Voice and speech abnormalities in Parkinson disease: Relation to severity of motor impairment, duration of disease, medication, depression, gender, and age
Journal of Medical Speech-Language Pathology
Sapir, S., Pawlas, A.A., Ramig, L.O., Countryman, S., O’Brien, C., Hoehn, M.M., & Thompson, L.A. (2001) Voice and speech abnormalities in Parkinson disease: Relation to severity of motor impairment, duration of disease, medication, depression, gender, and age Journal of Medical Speech-Language Pathology, 9(4), 213-226

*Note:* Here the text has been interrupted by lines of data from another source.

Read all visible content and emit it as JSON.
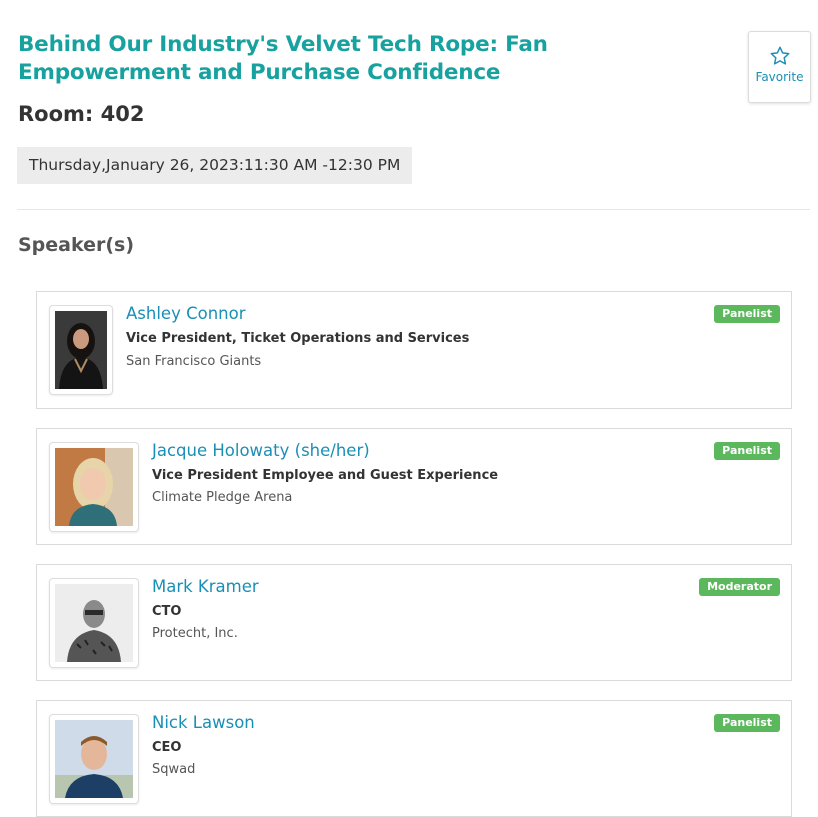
{
  "session": {
    "title": "Behind Our Industry's Velvet Tech Rope: Fan Empowerment and Purchase Confidence",
    "room": "Room: 402",
    "datetime": "Thursday,January 26, 2023:11:30 AM -12:30 PM"
  },
  "favorite": {
    "label": "Favorite",
    "icon": "star-outline-icon"
  },
  "speakers_heading": "Speaker(s)",
  "speakers": [
    {
      "name": "Ashley Connor",
      "title": "Vice President, Ticket Operations and Services",
      "org": "San Francisco Giants",
      "role": "Panelist"
    },
    {
      "name": "Jacque Holowaty (she/her)",
      "title": "Vice President Employee and Guest Experience",
      "org": "Climate Pledge Arena",
      "role": "Panelist"
    },
    {
      "name": "Mark Kramer",
      "title": "CTO",
      "org": "Protecht, Inc.",
      "role": "Moderator"
    },
    {
      "name": "Nick Lawson",
      "title": "CEO",
      "org": "Sqwad",
      "role": "Panelist"
    }
  ],
  "colors": {
    "accent": "#17a2a0",
    "link": "#1a8fb5",
    "badge": "#5cb85c"
  }
}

This study utilized two experienced speech pathologists to judge recordings of the Rainbow Passage for the presence or absence of voice, articulation, prosody, and fluency abnormalities in 42 individuals with idiopathic Parkinson disease (IPD). The prevalence of these abnormalities was then examined with respect to (1) severity of motor impairment, measured by the Unified Parkinson’s Disease Rating Scale (UPDRS), section III; (2) disease duration; (3) depression, measured by the Montgomery Asberg Depression Rating Scale; (4) age; and (5) gender. Six participants were judged free of voice and speech abnormalities. All others (85.7%) had an abnormal voice, either alone (28%) or in combination with abnormal articulation (58%), fluency (39%), or rhythm/intonation (39%). Abnormal voice was prevalent even in participants with short duration of IPD and low UPDRS scores. Individuals with high UPDRS scores and/or long duration of IPD tended to have significantly more voice and speech abnormalities than individuals with lower UPDRS scores and/or shorter duration of IPD. This difference was related primarily to abnormalities in articulation and fluency. Voice and speech abnormalities did not correlate with depression, age, or gender. These findings are discussed with respect to the source of dysarthria (disturbance in speech) in IPD.